Jump to content

archjofo

Members
  • Content Count

    970
  • Joined

  • Last visited

About archjofo

  • Birthday 03/17/1958

Contact Methods

  • Website URL
    http://www.segelschiffsmodellbau.com/t643f358-Franzoesische-Korvette-quot-La-Cr-eacute-ole-quot.html

Profile Information

  • Gender
    Male
  • Location
    Germany, Münchsmünster

Recent Profile Visitors

2,565 profile views
  1. Hello, thank you for the nice notes and the many LIKES. Before I continue with the ratlines I have to do the following: Along the bulwark of the French corvette, a series of blocks, serving for diverting, for example, halliards and other ropes, were hung in eyebolts. These blocks had iron fittings and hooks. I made them in a proven way.
  2. Hello Phil, thank you for your interest and the nice comment. Thanks to all the others for the many LIKES. For a change, I make in between blocks with fittings for the fore topsail sheets. These blocks are 32.5 cm long; in 1:48 scale, this is 6.8 mm.
  3. @Blackey I blacken the brass parts with Brass Black from Birchwood LINK. This works even with soldered parts.
  4. @aviaamator Thanks! Hello friends of model making, that is the current state of my model:
  5. @hedley Hi, Thank you for your interest and your nice words. Thanks also for the LIKES. Here I show my further attempts to the ratlines. According to the monograph on La Creole by J. Boudriot, the thickness of the ratlines is 21 mm 1:1 or 0.45 mm in 1:48 scale. At the request of a model colleague we received the follogwing Information from Gerard Delacroix. In the years 1760/80, the ratelines were actually 1.2 cm according to the specifications, but later, after 1800 and at the time of the La Creole, we find larger dimensions. Thus, the ratlines of the lower shrouds were 21mm. The topmast shrouds had therefore 19 mm and the topgallant mast shrouds 17 mm. But purely from the subjective feeling, I feel that as a bit too thick for the lower shrouds of La Creole. Therefore, I have made another attempt with 0.40 mm, which corresponds to 19 mm in the original.
  6. Hello, I continue with my report as follows. For the Ratlines, I bought japanese silk, which is very thin. On the next picture are thin ropes of this silk 2 x 3 with a diameter of approx. 0.35 mm can be seen. The thick rope is 1.15 mm thick, which corresponds to the thickness of the shrouds. Before I do the ratlines on the model, I test on a device.
  7. Hello Alex, I am always happy to see you at work and I am looking forward to further progress. My admiration for your modeling skills is certain.
  8. Hello Karl, Thomas and Nils, thank you for your nice words, also thanks for the many likes. Here ist a short update. On the pictures you can see the mizen burton tackle:
  9. @John Allen Thank you for your appreciation, and all the others for the many LIKES. Here is an update on how to make the main and fore takle. The fixing of the eye bolts on the channels was done with an iron wedge that goes through the bolt. Here is the implementation in model making. Quelle: http://jbriggers.se/projects/
  10. Hello, I continue my report with the production of the main and fore tackle with fiddle blocks. Quelle: Monograhie J. Bourdriot - La Crèole
  11. Hello, this is real goat leather, which I split again thinner, to about 0.2 mm thickness. Many rigging elements were leathered at the time, such as the collar on the bowsprit, as seen here LINK. Here I show my device for leather splitting.
  12. Hi Kudin, you are doing a fantastic job. I think your instructions are excellent. For that I would like to thank and hope that you continue to show us your work.

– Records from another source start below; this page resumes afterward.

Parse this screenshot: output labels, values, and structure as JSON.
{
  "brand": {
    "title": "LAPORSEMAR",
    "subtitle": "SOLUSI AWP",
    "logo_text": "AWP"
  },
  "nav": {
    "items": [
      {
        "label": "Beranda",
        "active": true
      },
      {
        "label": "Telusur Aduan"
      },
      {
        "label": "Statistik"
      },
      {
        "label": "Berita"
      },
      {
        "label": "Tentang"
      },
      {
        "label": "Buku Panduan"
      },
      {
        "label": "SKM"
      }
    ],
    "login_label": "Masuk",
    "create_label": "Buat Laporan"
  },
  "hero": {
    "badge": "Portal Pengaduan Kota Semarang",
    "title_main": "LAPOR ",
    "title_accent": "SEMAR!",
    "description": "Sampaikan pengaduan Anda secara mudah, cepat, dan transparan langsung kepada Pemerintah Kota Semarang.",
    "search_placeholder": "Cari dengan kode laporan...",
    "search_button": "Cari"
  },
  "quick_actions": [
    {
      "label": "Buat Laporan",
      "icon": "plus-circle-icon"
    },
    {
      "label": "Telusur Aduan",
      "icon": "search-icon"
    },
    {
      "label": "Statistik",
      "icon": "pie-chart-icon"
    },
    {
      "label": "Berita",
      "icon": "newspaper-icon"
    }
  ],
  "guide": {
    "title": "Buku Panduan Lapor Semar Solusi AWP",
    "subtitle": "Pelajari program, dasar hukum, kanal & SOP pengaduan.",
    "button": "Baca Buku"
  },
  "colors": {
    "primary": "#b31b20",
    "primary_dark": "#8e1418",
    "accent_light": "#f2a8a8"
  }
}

About us

Modelshipworld - Advancing Ship Modeling through Research

SSL Secured

Your security is important for us so this Website is SSL-Secured

NRG Mailing Address

Nautical Research Guild
237 South Lincoln Street
Westmont IL, 60559-1917

About the NRG

If you enjoy building ship models that are historically accurate as well as beautiful, then The Nautical Research Guild (NRG) is just right for you.

The Guild is a non-profit educational organization whose mission is to “Advance Ship Modeling Through Research”. We provide support to our members in their efforts to raise the quality of their model ships.

The Nautical Research Guild has published our world-renowned quarterly magazine, The Nautical Research Journal, since 1955. The pages of the Journal are full of articles by accomplished ship modelers who show you how they create those exquisite details on their models, and by maritime historians who show you the correct details to build. The Journal is available in both print and digital editions. Go to the NRG web site (www.thenrg.org) to download a complimentary digital copy of the Journal. The NRG also publishes plan sets, books and compilations of back issues of the Journal and the former Ships in Scale and Model Ship Builder magazines.

Our Emblem

Modelshipworld - Advancing Ship Modeling through Research
×
×
  • Create New...